RECORDS SHOWN:
= = = = =

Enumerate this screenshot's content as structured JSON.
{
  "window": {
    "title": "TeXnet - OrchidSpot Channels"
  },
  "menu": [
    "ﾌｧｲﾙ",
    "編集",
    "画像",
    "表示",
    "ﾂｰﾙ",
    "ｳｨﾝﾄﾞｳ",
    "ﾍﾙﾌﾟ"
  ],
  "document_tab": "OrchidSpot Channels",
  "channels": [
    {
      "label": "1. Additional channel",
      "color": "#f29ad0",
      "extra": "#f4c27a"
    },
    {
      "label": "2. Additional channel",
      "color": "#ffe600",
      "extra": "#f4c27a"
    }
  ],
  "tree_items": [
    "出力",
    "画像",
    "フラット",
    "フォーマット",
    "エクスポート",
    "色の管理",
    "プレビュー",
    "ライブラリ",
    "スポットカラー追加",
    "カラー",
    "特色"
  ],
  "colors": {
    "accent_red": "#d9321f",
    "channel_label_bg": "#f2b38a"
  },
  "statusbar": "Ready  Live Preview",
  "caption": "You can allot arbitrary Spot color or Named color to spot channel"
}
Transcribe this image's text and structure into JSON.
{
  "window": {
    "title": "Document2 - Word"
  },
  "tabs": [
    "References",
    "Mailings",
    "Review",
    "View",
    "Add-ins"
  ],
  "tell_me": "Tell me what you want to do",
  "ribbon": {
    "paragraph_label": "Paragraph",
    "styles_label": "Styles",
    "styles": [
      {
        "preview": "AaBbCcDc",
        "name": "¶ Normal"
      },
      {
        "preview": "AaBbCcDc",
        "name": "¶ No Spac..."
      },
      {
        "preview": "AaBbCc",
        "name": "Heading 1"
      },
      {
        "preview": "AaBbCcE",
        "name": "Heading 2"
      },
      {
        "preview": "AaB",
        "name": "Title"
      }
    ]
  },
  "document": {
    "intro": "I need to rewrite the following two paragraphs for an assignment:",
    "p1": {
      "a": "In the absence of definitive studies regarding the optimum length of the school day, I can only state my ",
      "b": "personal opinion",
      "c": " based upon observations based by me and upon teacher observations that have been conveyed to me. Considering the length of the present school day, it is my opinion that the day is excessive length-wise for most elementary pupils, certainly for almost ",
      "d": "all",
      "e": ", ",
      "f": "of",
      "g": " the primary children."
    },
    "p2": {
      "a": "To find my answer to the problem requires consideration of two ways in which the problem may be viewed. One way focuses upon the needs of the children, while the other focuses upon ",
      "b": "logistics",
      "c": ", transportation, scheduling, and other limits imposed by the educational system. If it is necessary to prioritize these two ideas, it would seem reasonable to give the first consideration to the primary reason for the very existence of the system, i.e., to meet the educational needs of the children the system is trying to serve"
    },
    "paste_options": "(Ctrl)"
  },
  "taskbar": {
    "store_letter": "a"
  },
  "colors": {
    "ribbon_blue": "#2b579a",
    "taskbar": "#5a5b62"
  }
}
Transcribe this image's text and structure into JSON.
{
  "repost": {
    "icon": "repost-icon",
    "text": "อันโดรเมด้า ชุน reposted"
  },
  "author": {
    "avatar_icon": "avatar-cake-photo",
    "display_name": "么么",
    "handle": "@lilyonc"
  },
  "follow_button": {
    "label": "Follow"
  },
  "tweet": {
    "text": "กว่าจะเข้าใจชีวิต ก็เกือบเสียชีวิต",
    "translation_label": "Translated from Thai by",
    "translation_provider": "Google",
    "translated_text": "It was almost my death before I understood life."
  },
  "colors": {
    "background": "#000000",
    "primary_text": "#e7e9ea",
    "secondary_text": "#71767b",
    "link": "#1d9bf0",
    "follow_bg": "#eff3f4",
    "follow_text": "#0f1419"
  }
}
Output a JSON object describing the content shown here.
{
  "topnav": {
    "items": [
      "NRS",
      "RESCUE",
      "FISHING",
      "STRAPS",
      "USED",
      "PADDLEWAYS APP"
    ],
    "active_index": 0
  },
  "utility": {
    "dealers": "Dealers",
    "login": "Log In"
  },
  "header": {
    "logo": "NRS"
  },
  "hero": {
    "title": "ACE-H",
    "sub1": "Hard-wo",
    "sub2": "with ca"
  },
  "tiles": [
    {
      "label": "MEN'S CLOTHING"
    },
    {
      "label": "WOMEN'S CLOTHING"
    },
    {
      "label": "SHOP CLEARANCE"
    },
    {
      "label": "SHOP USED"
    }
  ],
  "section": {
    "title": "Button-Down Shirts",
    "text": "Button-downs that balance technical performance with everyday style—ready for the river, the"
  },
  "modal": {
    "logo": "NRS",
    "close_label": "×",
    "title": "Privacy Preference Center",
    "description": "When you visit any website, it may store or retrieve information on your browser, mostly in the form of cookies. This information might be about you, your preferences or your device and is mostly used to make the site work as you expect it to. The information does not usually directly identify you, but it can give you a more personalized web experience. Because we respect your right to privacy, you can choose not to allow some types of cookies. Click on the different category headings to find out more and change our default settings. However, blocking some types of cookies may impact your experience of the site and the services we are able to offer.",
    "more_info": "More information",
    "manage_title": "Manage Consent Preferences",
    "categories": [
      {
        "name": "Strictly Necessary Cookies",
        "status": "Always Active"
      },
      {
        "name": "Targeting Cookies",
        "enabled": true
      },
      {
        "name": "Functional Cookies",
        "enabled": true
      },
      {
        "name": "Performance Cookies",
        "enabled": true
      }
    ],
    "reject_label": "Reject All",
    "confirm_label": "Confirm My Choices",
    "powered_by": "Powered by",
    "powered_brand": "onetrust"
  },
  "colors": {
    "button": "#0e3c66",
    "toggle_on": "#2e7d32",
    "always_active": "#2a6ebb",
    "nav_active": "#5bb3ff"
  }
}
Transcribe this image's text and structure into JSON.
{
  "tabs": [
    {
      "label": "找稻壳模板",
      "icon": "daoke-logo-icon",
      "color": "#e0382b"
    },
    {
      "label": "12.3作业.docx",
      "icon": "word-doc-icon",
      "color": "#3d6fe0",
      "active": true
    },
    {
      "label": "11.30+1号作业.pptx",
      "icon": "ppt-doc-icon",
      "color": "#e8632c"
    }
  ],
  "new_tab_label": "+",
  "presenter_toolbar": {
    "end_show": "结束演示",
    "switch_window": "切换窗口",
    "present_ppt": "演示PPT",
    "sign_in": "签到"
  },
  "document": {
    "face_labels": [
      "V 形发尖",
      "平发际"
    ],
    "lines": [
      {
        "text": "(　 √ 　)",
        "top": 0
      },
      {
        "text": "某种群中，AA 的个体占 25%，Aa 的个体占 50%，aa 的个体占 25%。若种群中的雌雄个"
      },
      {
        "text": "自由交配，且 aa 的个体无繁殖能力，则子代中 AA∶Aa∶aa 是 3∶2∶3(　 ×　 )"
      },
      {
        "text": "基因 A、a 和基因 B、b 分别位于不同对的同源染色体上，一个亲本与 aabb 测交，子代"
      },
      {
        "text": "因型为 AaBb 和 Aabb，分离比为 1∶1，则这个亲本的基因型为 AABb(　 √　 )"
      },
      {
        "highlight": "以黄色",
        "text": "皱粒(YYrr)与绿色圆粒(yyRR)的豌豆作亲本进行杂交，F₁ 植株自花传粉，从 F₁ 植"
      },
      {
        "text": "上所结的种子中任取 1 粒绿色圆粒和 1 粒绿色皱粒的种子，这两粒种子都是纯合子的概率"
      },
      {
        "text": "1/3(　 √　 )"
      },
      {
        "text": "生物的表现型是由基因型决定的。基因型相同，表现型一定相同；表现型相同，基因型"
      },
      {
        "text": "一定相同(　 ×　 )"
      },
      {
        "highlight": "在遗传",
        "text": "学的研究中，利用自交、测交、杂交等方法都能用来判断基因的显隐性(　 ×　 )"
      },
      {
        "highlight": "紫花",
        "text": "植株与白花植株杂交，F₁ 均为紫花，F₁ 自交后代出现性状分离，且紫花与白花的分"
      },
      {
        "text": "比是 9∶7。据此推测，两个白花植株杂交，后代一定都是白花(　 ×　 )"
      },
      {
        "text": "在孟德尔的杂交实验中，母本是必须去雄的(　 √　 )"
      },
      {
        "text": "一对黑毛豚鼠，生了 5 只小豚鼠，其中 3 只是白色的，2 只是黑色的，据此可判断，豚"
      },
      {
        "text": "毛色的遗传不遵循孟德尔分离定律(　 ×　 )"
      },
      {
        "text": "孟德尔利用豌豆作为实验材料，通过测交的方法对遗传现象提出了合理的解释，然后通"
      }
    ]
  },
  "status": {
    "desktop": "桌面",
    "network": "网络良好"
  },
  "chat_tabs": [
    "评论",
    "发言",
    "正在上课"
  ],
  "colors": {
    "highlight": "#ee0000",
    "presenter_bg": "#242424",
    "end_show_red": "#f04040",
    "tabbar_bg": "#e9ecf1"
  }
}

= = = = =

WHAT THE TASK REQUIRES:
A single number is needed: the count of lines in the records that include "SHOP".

EXERCISE OUTPUT:
2